Many of his well-known friends and colleagues were present Monday night to say a few parting words for retiring Marysville court judge Don Beaman. But few said it better than city attorney James Allendoerfer, at a special farewell function at Monday nights City Council meeting, as he bade farewell to Judge Beaman, a man who put in more than 31 years of service as a justice of the peace, district court commissioner and municipal judge. Don Beaman served in a capacity that was more than a judge, Allendoerfer said of Beaman who began a rather unexpected career in the field of justice when he was appointed justice of the peace in 1951. He was grandfatherly. He knew more about the defendants than the defense or the prosecution. The grandparent image he has carries with it a great rehabilitative effect. Ive heard Don say, when someones boy was up on a DWI charge; I know your father, and I know he wouldnt approve. Beaman, who had his wife, Edythe, at his side as court clerk through many of the years, began campaigning for the position of justice of the peace in 1951 although he didnt know it at the time. I was one of the chief complainers, recalled Beaman, who was born in Marysville in 1914. We the business people felt it wasnt such a good court situation here. I have no legal background, but the county approached me and appointed me justice of the peace. Beaman, who became the new justice following the death of J.J. Jacklin in 1951, said he attended several seminars to bone up as the local court system began picking up business. There were very few defense attorneys in those days, recalled Beaman, who sold his insurance business to John Mitchell May 1, still owns Marysville Realty and said he and Edythe will continue to run the license agency and real estate office. It was one on one the officer versus the defendant. While it was a farewell party for Judge Beaman, the evening also signaled the swearing in of Jay Wisman, Cascade District Court judge who will assume the duties Beaman leaves behind. Mayor Daryl Brennick and wife, Joy, hosted a dinner earlier Monday night for Don and Edythe Beaman and Jay Wisman and his wife Marianne. Mayor Brennick called the day a very special day, and presented each of the Beamans with a plaque for their long service and declared Monday, Jan. 10, as Don Beaman Day and Edythe Beaman Day. Allendoerfer said he was speaking for four generations of prosecuting attorneys noting the names of Walter Duncan, Merle Wilcox, himself and his associate Gary Brandstetter. When the judge was leaning to the defense, we would lean over to Edythe, the court clerk, and would whisper in her ear and we could get the whole thing turned around, laughed Allendoerfer. The audience enjoyed the humor, too. Close to 100 people were in attendance, including past mayors, former county prosecutor Russ Juckett, many friends and colleagues, and a strong representation from the Marysville Police Department, including Chief John Faulkner.
50 years ago 1958
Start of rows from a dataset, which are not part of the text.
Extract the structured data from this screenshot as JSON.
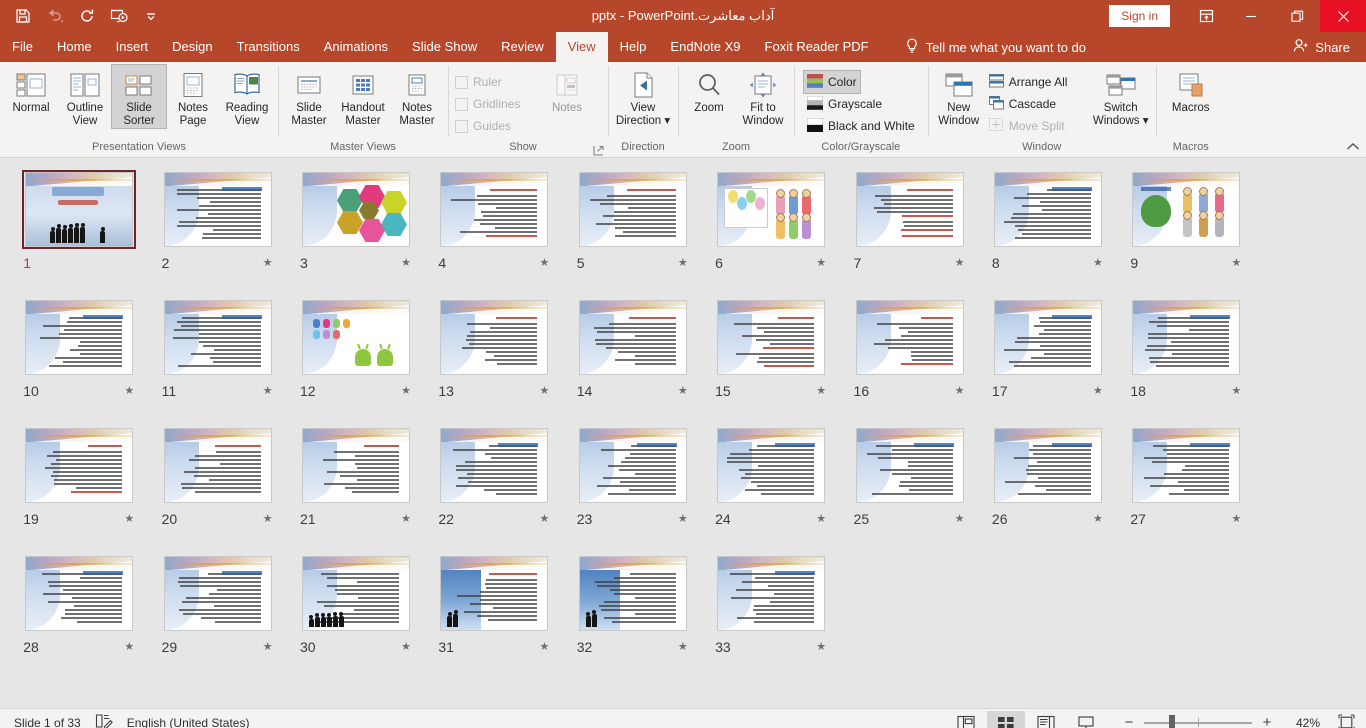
{
  "titlebar": {
    "title": "آداب معاشرت.pptx  -  PowerPoint",
    "quick_access": [
      {
        "name": "save-icon",
        "label": "Save",
        "dim": false
      },
      {
        "name": "undo-icon",
        "label": "Undo",
        "dim": true
      },
      {
        "name": "redo-icon",
        "label": "Redo",
        "dim": false
      },
      {
        "name": "start-from-beginning-icon",
        "label": "Start From Beginning",
        "dim": false
      },
      {
        "name": "customize-quick-access-toolbar-icon",
        "label": "Customize Quick Access Toolbar",
        "dim": false
      }
    ],
    "sign_in": "Sign in",
    "ribbon_display_options": "Ribbon Display Options",
    "minimize": "Minimize",
    "restore": "Restore Down",
    "close": "Close"
  },
  "tabs": [
    {
      "label": "File",
      "active": false
    },
    {
      "label": "Home",
      "active": false
    },
    {
      "label": "Insert",
      "active": false
    },
    {
      "label": "Design",
      "active": false
    },
    {
      "label": "Transitions",
      "active": false
    },
    {
      "label": "Animations",
      "active": false
    },
    {
      "label": "Slide Show",
      "active": false
    },
    {
      "label": "Review",
      "active": false
    },
    {
      "label": "View",
      "active": true
    },
    {
      "label": "Help",
      "active": false
    },
    {
      "label": "EndNote X9",
      "active": false
    },
    {
      "label": "Foxit Reader PDF",
      "active": false
    }
  ],
  "tell_me": "Tell me what you want to do",
  "share": "Share",
  "ribbon": {
    "groups": [
      {
        "label": "Presentation Views",
        "buttons": [
          {
            "name": "normal-view-button",
            "line1": "Normal",
            "line2": "",
            "selected": false
          },
          {
            "name": "outline-view-button",
            "line1": "Outline",
            "line2": "View",
            "selected": false
          },
          {
            "name": "slide-sorter-button",
            "line1": "Slide",
            "line2": "Sorter",
            "selected": true
          },
          {
            "name": "notes-page-button",
            "line1": "Notes",
            "line2": "Page",
            "selected": false
          },
          {
            "name": "reading-view-button",
            "line1": "Reading",
            "line2": "View",
            "selected": false
          }
        ]
      },
      {
        "label": "Master Views",
        "buttons": [
          {
            "name": "slide-master-button",
            "line1": "Slide",
            "line2": "Master",
            "selected": false
          },
          {
            "name": "handout-master-button",
            "line1": "Handout",
            "line2": "Master",
            "selected": false
          },
          {
            "name": "notes-master-button",
            "line1": "Notes",
            "line2": "Master",
            "selected": false
          }
        ]
      },
      {
        "label": "Show",
        "checkboxes": [
          {
            "name": "ruler-checkbox",
            "label": "Ruler",
            "checked": false,
            "disabled": true
          },
          {
            "name": "gridlines-checkbox",
            "label": "Gridlines",
            "checked": false,
            "disabled": true
          },
          {
            "name": "guides-checkbox",
            "label": "Guides",
            "checked": false,
            "disabled": true
          }
        ],
        "buttons": [
          {
            "name": "notes-button",
            "line1": "Notes",
            "line2": "",
            "selected": false,
            "disabled": true
          }
        ],
        "has_dialog_launcher": true
      },
      {
        "label": "Direction",
        "buttons": [
          {
            "name": "view-direction-button",
            "line1": "View",
            "line2": "Direction",
            "dropdown": true,
            "selected": false
          }
        ]
      },
      {
        "label": "Zoom",
        "buttons": [
          {
            "name": "zoom-button",
            "line1": "Zoom",
            "line2": "",
            "selected": false
          },
          {
            "name": "fit-to-window-button",
            "line1": "Fit to",
            "line2": "Window",
            "selected": false
          }
        ]
      },
      {
        "label": "Color/Grayscale",
        "checkboxes": [
          {
            "name": "color-button",
            "label": "Color",
            "selected": true
          },
          {
            "name": "grayscale-button",
            "label": "Grayscale",
            "selected": false
          },
          {
            "name": "black-and-white-button",
            "label": "Black and White",
            "selected": false
          }
        ]
      },
      {
        "label": "Window",
        "buttons": [
          {
            "name": "new-window-button",
            "line1": "New",
            "line2": "Window",
            "selected": false
          }
        ],
        "checkboxes": [
          {
            "name": "arrange-all-button",
            "label": "Arrange All",
            "disabled": false
          },
          {
            "name": "cascade-button",
            "label": "Cascade",
            "disabled": false
          },
          {
            "name": "move-split-button",
            "label": "Move Split",
            "disabled": true
          }
        ],
        "buttons2": [
          {
            "name": "switch-windows-button",
            "line1": "Switch",
            "line2": "Windows",
            "dropdown": true,
            "selected": false
          }
        ]
      },
      {
        "label": "Macros",
        "buttons": [
          {
            "name": "macros-button",
            "line1": "Macros",
            "line2": "",
            "selected": false
          }
        ]
      }
    ],
    "collapse_ribbon": "Collapse the Ribbon"
  },
  "slides": [
    {
      "n": "1",
      "star": false,
      "kind": "title-people",
      "selected": true
    },
    {
      "n": "2",
      "star": true,
      "kind": "text"
    },
    {
      "n": "3",
      "star": true,
      "kind": "hex-smartart"
    },
    {
      "n": "4",
      "star": true,
      "kind": "text-red"
    },
    {
      "n": "5",
      "star": true,
      "kind": "text-red"
    },
    {
      "n": "6",
      "star": true,
      "kind": "kids-balloons"
    },
    {
      "n": "7",
      "star": true,
      "kind": "text-red"
    },
    {
      "n": "8",
      "star": true,
      "kind": "text"
    },
    {
      "n": "9",
      "star": true,
      "kind": "tree-kids"
    },
    {
      "n": "10",
      "star": true,
      "kind": "text"
    },
    {
      "n": "11",
      "star": true,
      "kind": "text"
    },
    {
      "n": "12",
      "star": true,
      "kind": "droids"
    },
    {
      "n": "13",
      "star": true,
      "kind": "text-red"
    },
    {
      "n": "14",
      "star": true,
      "kind": "text-red"
    },
    {
      "n": "15",
      "star": true,
      "kind": "text-red"
    },
    {
      "n": "16",
      "star": true,
      "kind": "text-red"
    },
    {
      "n": "17",
      "star": true,
      "kind": "text"
    },
    {
      "n": "18",
      "star": true,
      "kind": "text"
    },
    {
      "n": "19",
      "star": true,
      "kind": "text-red"
    },
    {
      "n": "20",
      "star": true,
      "kind": "text-red"
    },
    {
      "n": "21",
      "star": true,
      "kind": "text-red"
    },
    {
      "n": "22",
      "star": true,
      "kind": "text"
    },
    {
      "n": "23",
      "star": true,
      "kind": "text"
    },
    {
      "n": "24",
      "star": true,
      "kind": "text"
    },
    {
      "n": "25",
      "star": true,
      "kind": "text"
    },
    {
      "n": "26",
      "star": true,
      "kind": "text"
    },
    {
      "n": "27",
      "star": true,
      "kind": "text"
    },
    {
      "n": "28",
      "star": true,
      "kind": "text"
    },
    {
      "n": "29",
      "star": true,
      "kind": "text"
    },
    {
      "n": "30",
      "star": true,
      "kind": "people-group"
    },
    {
      "n": "31",
      "star": true,
      "kind": "two-people-blue"
    },
    {
      "n": "32",
      "star": true,
      "kind": "two-people-blue2"
    },
    {
      "n": "33",
      "star": true,
      "kind": "text"
    }
  ],
  "statusbar": {
    "slide_counter": "Slide 1 of 33",
    "spellcheck_icon": "spell-check-icon",
    "language": "English (United States)",
    "views": [
      {
        "name": "view-normal-button",
        "label": "Normal",
        "active": false
      },
      {
        "name": "view-slide-sorter-button",
        "label": "Slide Sorter",
        "active": true
      },
      {
        "name": "view-reading-button",
        "label": "Reading View",
        "active": false
      },
      {
        "name": "view-slide-show-button",
        "label": "Slide Show",
        "active": false
      }
    ],
    "zoom_out": "−",
    "zoom_in": "+",
    "zoom_level": "42%",
    "fit_to_window": "Fit slide to current window"
  },
  "colors": {
    "brand": "#b7472a",
    "close": "#e81123",
    "selected_slide_border": "#70252a",
    "selected_slide_number": "#c0392b",
    "ribbon_bg": "#f4f3f2",
    "sorter_bg": "#e6e6e6"
  }
}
Save those old license plates. Those two small bits of metal off your car do no weigh much individually but, when they are combined with thousands of others collected from all over the state, they could bring in a tidy sum for Orthopedic Hospital. All service stations in the area have consented to be collection places for the old plate, so when you have mounted your new plates, put the old one in your car and drop them off the next time you stop for gas. The three Marysville Orthopedic groups, Eugenie Boyd, Marysville First, and the Dr. J.W. Rose, are cooperating in the statewide drive and will pick u p the old plates from the service station receiving points. The money derived from this old plate source will help to continue the hospitals work of caring for and rehabilitating children from this community.